“…A court-ordered stay of the Board's action is in effect until Mr. Dutrow exhausts his remaining legal options. The Board is pleased with the Court's decision."
Dutrow, of course, was a deserving target for his myriad violations, proving over and over again to be his own worst enemy.
His penchant for candor did him in when, in a throwaway line during a pre-Triple Crown interview in advance of Big Brown’s attempt to make history in 2008, he mentioned the colt would not be racing on steroids in the Belmont Stakes.
The mainstream media took that ball and spiked it in the end zone. And when Big Brown was eased with more than a quarter mile left to run, Dutrow’s fate was sealed.
Dutrow was banned in Kentucky, banned in Arkansas, then banned in New York pending the appeal process which has one step remaining, should the Court of Appeals decide to hear the trainer’s case.
He has three horses entered tomorrow at Saratoga, including Baby J, the 5-2 early line favorite for the Grade 3 Schuylerville, juvenile fillies racing six furlongs.
Dutrow has developed many champions and is a well-respected horseman, allegations notwithstanding. No trainer has been under closer scrutiny in New York for the past several years yet he manages to win at a high percentage.

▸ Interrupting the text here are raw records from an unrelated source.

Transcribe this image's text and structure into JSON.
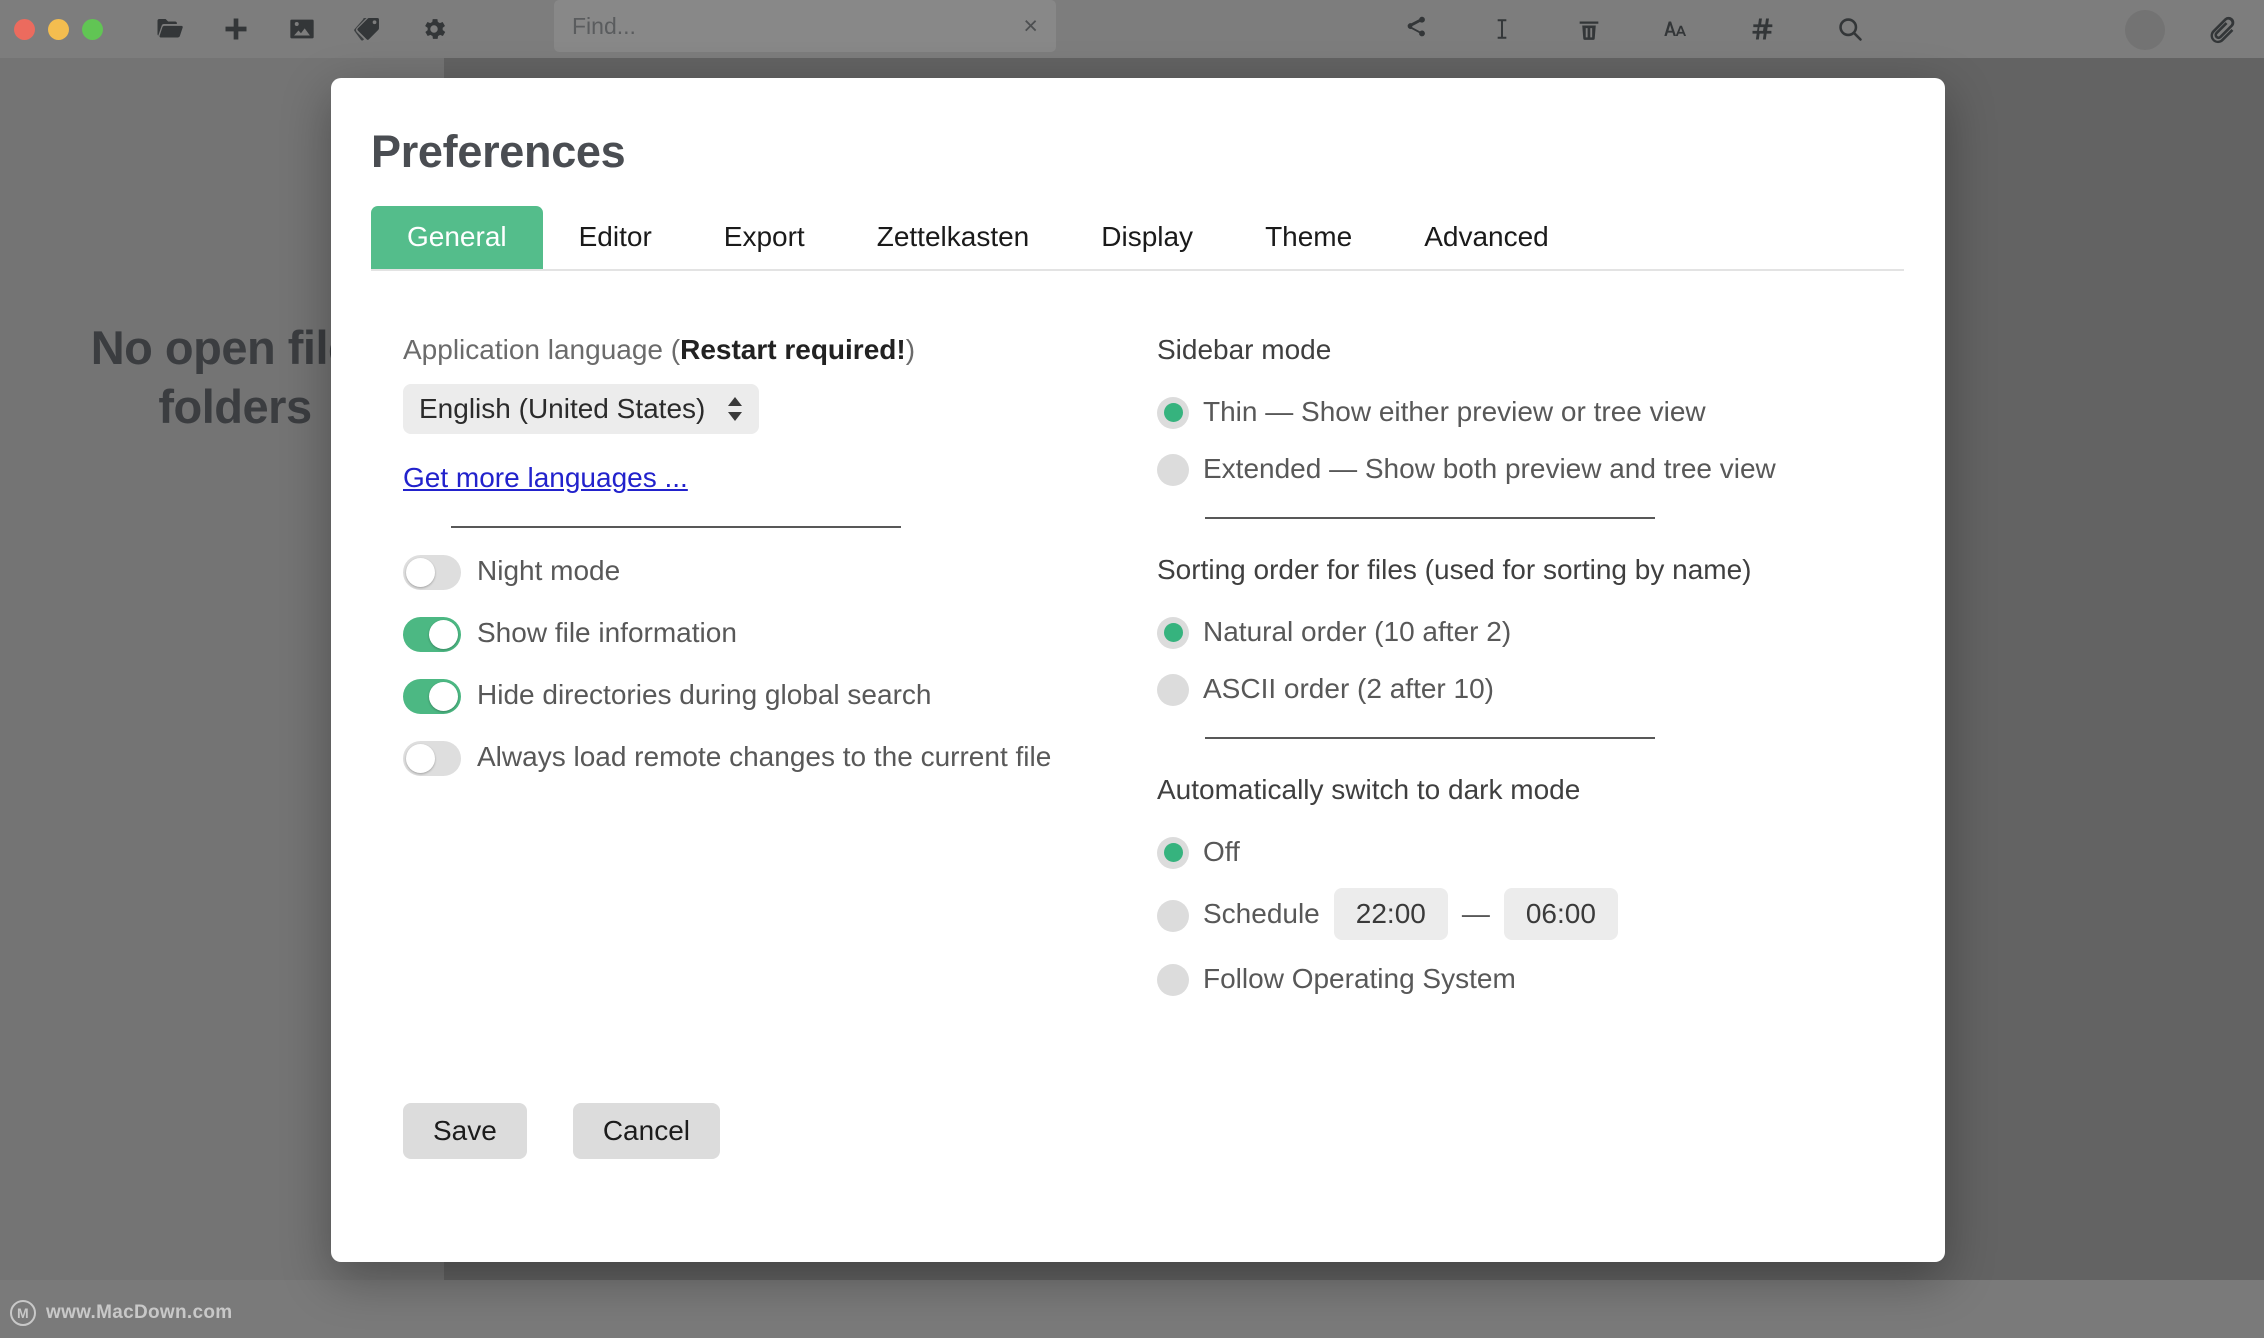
{
  "titlebar": {
    "window_controls": [
      "close",
      "minimize",
      "maximize"
    ],
    "left_icons": [
      {
        "name": "folder-open-icon",
        "label": "Open folder"
      },
      {
        "name": "plus-icon",
        "label": "New file"
      },
      {
        "name": "image-icon",
        "label": "Insert image"
      },
      {
        "name": "tag-icon",
        "label": "Tags"
      },
      {
        "name": "gear-icon",
        "label": "Preferences"
      }
    ],
    "find": {
      "placeholder": "Find...",
      "value": "",
      "clear_label": "×"
    },
    "right_icons": [
      {
        "name": "share-icon",
        "label": "Share"
      },
      {
        "name": "text-cursor-icon",
        "label": "Insert text"
      },
      {
        "name": "trash-icon",
        "label": "Delete"
      },
      {
        "name": "font-size-icon",
        "label": "Font size"
      },
      {
        "name": "hashtag-icon",
        "label": "Tags / headings"
      },
      {
        "name": "search-icon",
        "label": "Search"
      }
    ],
    "avatar_label": "",
    "attachment_icon": "paperclip-icon"
  },
  "background": {
    "empty_message_line1": "No open files",
    "empty_message_line2": "folders",
    "watermark_logo": "M",
    "watermark_text": "www.MacDown.com"
  },
  "dialog": {
    "title": "Preferences",
    "tabs": [
      {
        "label": "General",
        "active": true
      },
      {
        "label": "Editor",
        "active": false
      },
      {
        "label": "Export",
        "active": false
      },
      {
        "label": "Zettelkasten",
        "active": false
      },
      {
        "label": "Display",
        "active": false
      },
      {
        "label": "Theme",
        "active": false
      },
      {
        "label": "Advanced",
        "active": false
      }
    ],
    "left_column": {
      "language_label_prefix": "Application language (",
      "language_label_strong": "Restart required!",
      "language_label_suffix": ")",
      "language_value": "English (United States)",
      "language_options": [
        "English (United States)"
      ],
      "more_languages_link": "Get more languages ...",
      "toggles": [
        {
          "label": "Night mode",
          "on": false
        },
        {
          "label": "Show file information",
          "on": true
        },
        {
          "label": "Hide directories during global search",
          "on": true
        },
        {
          "label": "Always load remote changes to the current file",
          "on": false
        }
      ]
    },
    "right_column": {
      "sidebar_mode": {
        "heading": "Sidebar mode",
        "options": [
          {
            "label": "Thin — Show either preview or tree view",
            "selected": true
          },
          {
            "label": "Extended — Show both preview and tree view",
            "selected": false
          }
        ]
      },
      "sorting_order": {
        "heading": "Sorting order for files (used for sorting by name)",
        "options": [
          {
            "label": "Natural order (10 after 2)",
            "selected": true
          },
          {
            "label": "ASCII order (2 after 10)",
            "selected": false
          }
        ]
      },
      "dark_mode": {
        "heading": "Automatically switch to dark mode",
        "options": [
          {
            "label": "Off",
            "selected": true
          },
          {
            "label": "Schedule",
            "selected": false
          },
          {
            "label": "Follow Operating System",
            "selected": false
          }
        ],
        "schedule_start": "22:00",
        "schedule_separator": "—",
        "schedule_end": "06:00"
      }
    },
    "buttons": {
      "save": "Save",
      "cancel": "Cancel"
    }
  },
  "colors": {
    "accent_green": "#54bd8b",
    "toggle_on": "#4cb883",
    "radio_on": "#36b37e",
    "link": "#2222cc",
    "dialog_bg": "#ffffff",
    "app_bg": "#7a7a7a"
  }
}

On its face, a “cheater” is getting what he deserves. Somehow, that doesn’t put a smile on my face.
WHEN JOHNNY COMES RIDING HOME AGAIN, HURRAH: But not for another week. It is the eve of American racing’s biggest and best race meet and I’m missing Velazquez already.
John Velazquez has already stated it will be impossible for him to defend last year’s riding title and is resigned to the fact that when he does return, it will be on a limited basis until back at full strength.
But knowing his competitive nature and the strength of this year’s jockey colony, the deepest talent pool in recent memory, you know it is galling for him to be grounded opening day and for another seven or 10 to follow.
The good news is that Velazquez will have plenty of time to polish up his Hall of Fame acceptance speech, August 10th.